“It is axiomatic that every action of the government must be actuated by public interest but even so we find cases, though not many, where governmental action is taken not for public good but for personal gain or other extraneous considerations…
Where the State is a party to an action in which disclosure of a document is sought by the opposite party, it is possible that the decision to withhold the document may be influenced by the apprehension that such disclosure may adversely affect the head of the department or the department itself or the minister or even the government or that it may provoke public criticism or censure in the legislature or in the press, but it is essential that such considerations should be totally kept out in reaching the decision whether or not to disclose the document.
So also the effect of the document on the ultimate course of the litigation whether its disclosure would hurt the State in its defence should have no relevance in making a claim for immunity against disclosure.
The sole and only consideration must be whether the disclosure of the document would be detrimental to public interest in the particular case before the Court…”

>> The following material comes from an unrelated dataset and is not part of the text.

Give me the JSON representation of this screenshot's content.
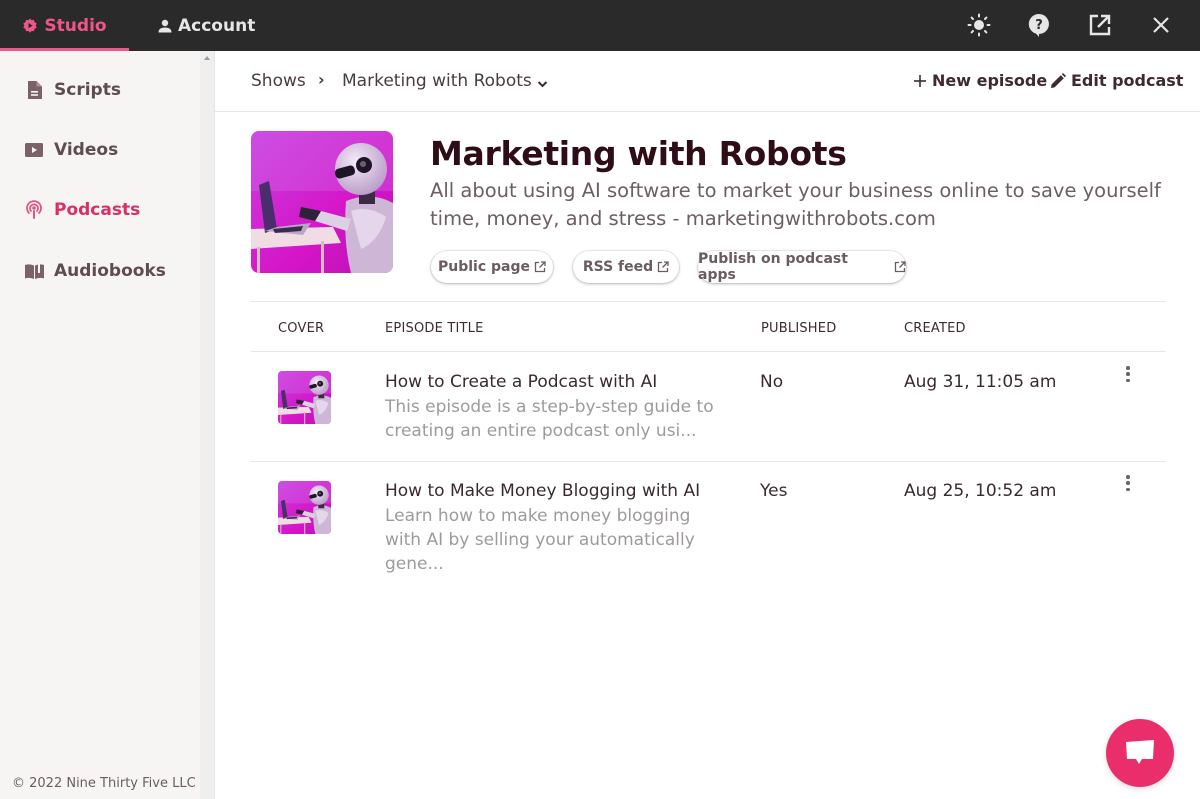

Perhaps, it is in recognition of this jurisprudential trend that the apex court asked the Attorney General to read out the relevant provisions of the RTI Act which override the OSA. In an earlier hearing, it had also asked whether the Rafale papers can be kept secret under the pretext of protecting national security when grave allegations of corruption and wrongdoing have been levelled. As the custodian of the Constitution and people’s fundamental rights, which include the right to know, the apex court will have to place a firm gaze on our national motto – ‘Satyameva Jayate’ (truth alone triumphs) while deciding the Rafale review petition.